**Exercise inputs**.
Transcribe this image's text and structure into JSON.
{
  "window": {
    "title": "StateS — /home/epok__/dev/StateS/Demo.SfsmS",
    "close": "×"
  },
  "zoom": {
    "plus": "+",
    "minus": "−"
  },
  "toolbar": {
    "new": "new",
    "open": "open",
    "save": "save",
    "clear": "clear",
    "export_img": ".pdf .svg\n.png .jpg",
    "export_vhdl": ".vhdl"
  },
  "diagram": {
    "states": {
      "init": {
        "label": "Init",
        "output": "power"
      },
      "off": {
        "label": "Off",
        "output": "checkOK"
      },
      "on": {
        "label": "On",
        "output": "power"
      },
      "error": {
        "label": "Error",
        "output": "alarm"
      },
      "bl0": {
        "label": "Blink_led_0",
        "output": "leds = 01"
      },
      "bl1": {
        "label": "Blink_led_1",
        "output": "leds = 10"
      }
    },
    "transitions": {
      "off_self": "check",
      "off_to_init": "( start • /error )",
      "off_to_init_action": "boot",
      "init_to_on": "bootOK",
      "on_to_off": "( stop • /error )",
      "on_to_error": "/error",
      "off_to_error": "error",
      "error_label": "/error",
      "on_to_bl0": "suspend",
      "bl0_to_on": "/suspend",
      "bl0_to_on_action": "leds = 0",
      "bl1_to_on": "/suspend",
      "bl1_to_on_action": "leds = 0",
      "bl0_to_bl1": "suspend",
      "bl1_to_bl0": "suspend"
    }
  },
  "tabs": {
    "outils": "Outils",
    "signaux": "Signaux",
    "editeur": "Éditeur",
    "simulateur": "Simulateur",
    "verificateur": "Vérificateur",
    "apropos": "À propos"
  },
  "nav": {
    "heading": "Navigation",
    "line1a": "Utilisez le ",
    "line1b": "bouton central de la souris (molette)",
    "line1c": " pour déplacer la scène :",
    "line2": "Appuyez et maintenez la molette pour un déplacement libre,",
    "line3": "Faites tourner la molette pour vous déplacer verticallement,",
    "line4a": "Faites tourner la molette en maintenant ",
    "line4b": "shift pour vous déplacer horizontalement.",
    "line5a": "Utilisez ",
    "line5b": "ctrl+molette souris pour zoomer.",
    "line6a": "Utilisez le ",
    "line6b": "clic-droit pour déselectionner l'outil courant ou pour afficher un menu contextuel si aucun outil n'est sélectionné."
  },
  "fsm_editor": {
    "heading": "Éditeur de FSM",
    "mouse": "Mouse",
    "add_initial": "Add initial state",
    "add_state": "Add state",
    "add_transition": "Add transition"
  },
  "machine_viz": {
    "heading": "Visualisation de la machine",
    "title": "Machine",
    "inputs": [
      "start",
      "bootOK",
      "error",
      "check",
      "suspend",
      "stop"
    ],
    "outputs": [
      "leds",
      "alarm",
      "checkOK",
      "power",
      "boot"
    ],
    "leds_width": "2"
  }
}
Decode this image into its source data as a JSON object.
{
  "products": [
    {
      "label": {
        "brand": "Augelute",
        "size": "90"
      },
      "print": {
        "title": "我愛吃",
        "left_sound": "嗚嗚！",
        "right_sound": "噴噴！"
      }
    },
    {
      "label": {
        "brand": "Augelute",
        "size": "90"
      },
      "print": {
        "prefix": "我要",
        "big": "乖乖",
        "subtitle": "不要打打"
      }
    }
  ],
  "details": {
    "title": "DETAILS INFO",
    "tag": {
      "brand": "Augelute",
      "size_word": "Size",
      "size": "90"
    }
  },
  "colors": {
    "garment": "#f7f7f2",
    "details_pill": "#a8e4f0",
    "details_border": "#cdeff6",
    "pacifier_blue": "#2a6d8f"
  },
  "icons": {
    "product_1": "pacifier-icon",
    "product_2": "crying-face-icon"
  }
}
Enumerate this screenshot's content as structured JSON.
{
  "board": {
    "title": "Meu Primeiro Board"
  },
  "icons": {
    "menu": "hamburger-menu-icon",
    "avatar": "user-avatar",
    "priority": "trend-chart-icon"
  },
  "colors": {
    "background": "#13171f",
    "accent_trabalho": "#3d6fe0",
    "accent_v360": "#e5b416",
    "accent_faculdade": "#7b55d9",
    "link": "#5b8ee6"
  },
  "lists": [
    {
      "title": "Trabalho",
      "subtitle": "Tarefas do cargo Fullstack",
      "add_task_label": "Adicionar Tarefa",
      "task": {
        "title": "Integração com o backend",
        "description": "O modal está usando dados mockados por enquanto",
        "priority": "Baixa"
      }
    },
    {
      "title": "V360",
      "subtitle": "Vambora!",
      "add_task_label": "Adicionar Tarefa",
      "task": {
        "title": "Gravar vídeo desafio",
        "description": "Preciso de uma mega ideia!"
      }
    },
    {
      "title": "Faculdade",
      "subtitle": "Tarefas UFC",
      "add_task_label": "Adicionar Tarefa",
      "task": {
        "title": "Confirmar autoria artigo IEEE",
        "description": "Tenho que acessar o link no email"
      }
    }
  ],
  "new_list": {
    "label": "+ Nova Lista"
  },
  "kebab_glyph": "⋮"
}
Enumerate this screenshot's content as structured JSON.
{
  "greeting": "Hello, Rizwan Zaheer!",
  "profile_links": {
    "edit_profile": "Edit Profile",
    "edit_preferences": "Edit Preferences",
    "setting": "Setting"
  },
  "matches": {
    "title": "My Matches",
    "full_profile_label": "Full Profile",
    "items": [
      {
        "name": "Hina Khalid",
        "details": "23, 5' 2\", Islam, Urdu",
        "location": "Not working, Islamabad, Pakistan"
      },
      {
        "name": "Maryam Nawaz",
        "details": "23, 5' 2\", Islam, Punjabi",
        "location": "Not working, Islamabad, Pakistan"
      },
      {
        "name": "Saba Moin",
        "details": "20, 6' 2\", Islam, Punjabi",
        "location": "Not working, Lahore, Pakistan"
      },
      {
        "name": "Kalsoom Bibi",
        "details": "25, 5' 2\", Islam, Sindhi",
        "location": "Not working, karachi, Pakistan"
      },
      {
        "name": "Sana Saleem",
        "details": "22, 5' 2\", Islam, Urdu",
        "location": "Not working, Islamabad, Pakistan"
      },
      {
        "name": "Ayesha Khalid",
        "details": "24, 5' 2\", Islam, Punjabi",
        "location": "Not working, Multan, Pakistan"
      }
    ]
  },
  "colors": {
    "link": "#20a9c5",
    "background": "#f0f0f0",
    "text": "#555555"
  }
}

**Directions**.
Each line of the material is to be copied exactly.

**The answer**.
Transcribe this image's text and structure into JSON.
{
  "window": {
    "title": "StateS — /home/epok__/dev/StateS/Demo.SfsmS",
    "close": "×"
  },
  "zoom": {
    "plus": "+",
    "minus": "−"
  },
  "toolbar": {
    "new": "new",
    "open": "open",
    "save": "save",
    "clear": "clear",
    "export_img": ".pdf .svg\n.png .jpg",
    "export_vhdl": ".vhdl"
  },
  "diagram": {
    "states": {
      "init": {
        "label": "Init",
        "output": "power"
      },
      "off": {
        "label": "Off",
        "output": "checkOK"
      },
      "on": {
        "label": "On",
        "output": "power"
      },
      "error": {
        "label": "Error",
        "output": "alarm"
      },
      "bl0": {
        "label": "Blink_led_0",
        "output": "leds = 01"
      },
      "bl1": {
        "label": "Blink_led_1",
        "output": "leds = 10"
      }
    },
    "transitions": {
      "off_self": "check",
      "off_to_init": "( start • /error )",
      "off_to_init_action": "boot",
      "init_to_on": "bootOK",
      "on_to_off": "( stop • /error )",
      "on_to_error": "/error",
      "off_to_error": "error",
      "error_label": "/error",
      "on_to_bl0": "suspend",
      "bl0_to_on": "/suspend",
      "bl0_to_on_action": "leds = 0",
      "bl1_to_on": "/suspend",
      "bl1_to_on_action": "leds = 0",
      "bl0_to_bl1": "suspend",
      "bl1_to_bl0": "suspend"
    }
  },
  "tabs": {
    "outils": "Outils",
    "signaux": "Signaux",
    "editeur": "Éditeur",
    "simulateur": "Simulateur",
    "verificateur": "Vérificateur",
    "apropos": "À propos"
  },
  "nav": {
    "heading": "Navigation",
    "line1a": "Utilisez le ",
    "line1b": "bouton central de la souris (molette)",
    "line1c": " pour déplacer la scène :",
    "line2": "Appuyez et maintenez la molette pour un déplacement libre,",
    "line3": "Faites tourner la molette pour vous déplacer verticallement,",
    "line4a": "Faites tourner la molette en maintenant ",
    "line4b": "shift pour vous déplacer horizontalement.",
    "line5a": "Utilisez ",
    "line5b": "ctrl+molette souris pour zoomer.",
    "line6a": "Utilisez le ",
    "line6b": "clic-droit pour déselectionner l'outil courant ou pour afficher un menu contextuel si aucun outil n'est sélectionné."
  },
  "fsm_editor": {
    "heading": "Éditeur de FSM",
    "mouse": "Mouse",
    "add_initial": "Add initial state",
    "add_state": "Add state",
    "add_transition": "Add transition"
  },
  "machine_viz": {
    "heading": "Visualisation de la machine",
    "title": "Machine",
    "inputs": [
      "start",
      "bootOK",
      "error",
      "check",
      "suspend",
      "stop"
    ],
    "outputs": [
      "leds",
      "alarm",
      "checkOK",
      "power",
      "boot"
    ],
    "leds_width": "2"
  }
}
Decode this image into its source data as a JSON object.
{
  "products": [
    {
      "label": {
        "brand": "Augelute",
        "size": "90"
      },
      "print": {
        "title": "我愛吃",
        "left_sound": "嗚嗚！",
        "right_sound": "噴噴！"
      }
    },
    {
      "label": {
        "brand": "Augelute",
        "size": "90"
      },
      "print": {
        "prefix": "我要",
        "big": "乖乖",
        "subtitle": "不要打打"
      }
    }
  ],
  "details": {
    "title": "DETAILS INFO",
    "tag": {
      "brand": "Augelute",
      "size_word": "Size",
      "size": "90"
    }
  },
  "colors": {
    "garment": "#f7f7f2",
    "details_pill": "#a8e4f0",
    "details_border": "#cdeff6",
    "pacifier_blue": "#2a6d8f"
  },
  "icons": {
    "product_1": "pacifier-icon",
    "product_2": "crying-face-icon"
  }
}
Enumerate this screenshot's content as structured JSON.
{
  "board": {
    "title": "Meu Primeiro Board"
  },
  "icons": {
    "menu": "hamburger-menu-icon",
    "avatar": "user-avatar",
    "priority": "trend-chart-icon"
  },
  "colors": {
    "background": "#13171f",
    "accent_trabalho": "#3d6fe0",
    "accent_v360": "#e5b416",
    "accent_faculdade": "#7b55d9",
    "link": "#5b8ee6"
  },
  "lists": [
    {
      "title": "Trabalho",
      "subtitle": "Tarefas do cargo Fullstack",
      "add_task_label": "Adicionar Tarefa",
      "task": {
        "title": "Integração com o backend",
        "description": "O modal está usando dados mockados por enquanto",
        "priority": "Baixa"
      }
    },
    {
      "title": "V360",
      "subtitle": "Vambora!",
      "add_task_label": "Adicionar Tarefa",
      "task": {
        "title": "Gravar vídeo desafio",
        "description": "Preciso de uma mega ideia!"
      }
    },
    {
      "title": "Faculdade",
      "subtitle": "Tarefas UFC",
      "add_task_label": "Adicionar Tarefa",
      "task": {
        "title": "Confirmar autoria artigo IEEE",
        "description": "Tenho que acessar o link no email"
      }
    }
  ],
  "new_list": {
    "label": "+ Nova Lista"
  },
  "kebab_glyph": "⋮"
}
Enumerate this screenshot's content as structured JSON.
{
  "greeting": "Hello, Rizwan Zaheer!",
  "profile_links": {
    "edit_profile": "Edit Profile",
    "edit_preferences": "Edit Preferences",
    "setting": "Setting"
  },
  "matches": {
    "title": "My Matches",
    "full_profile_label": "Full Profile",
    "items": [
      {
        "name": "Hina Khalid",
        "details": "23, 5' 2\", Islam, Urdu",
        "location": "Not working, Islamabad, Pakistan"
      },
      {
        "name": "Maryam Nawaz",
        "details": "23, 5' 2\", Islam, Punjabi",
        "location": "Not working, Islamabad, Pakistan"
      },
      {
        "name": "Saba Moin",
        "details": "20, 6' 2\", Islam, Punjabi",
        "location": "Not working, Lahore, Pakistan"
      },
      {
        "name": "Kalsoom Bibi",
        "details": "25, 5' 2\", Islam, Sindhi",
        "location": "Not working, karachi, Pakistan"
      },
      {
        "name": "Sana Saleem",
        "details": "22, 5' 2\", Islam, Urdu",
        "location": "Not working, Islamabad, Pakistan"
      },
      {
        "name": "Ayesha Khalid",
        "details": "24, 5' 2\", Islam, Punjabi",
        "location": "Not working, Multan, Pakistan"
      }
    ]
  },
  "colors": {
    "link": "#20a9c5",
    "background": "#f0f0f0",
    "text": "#555555"
  }
}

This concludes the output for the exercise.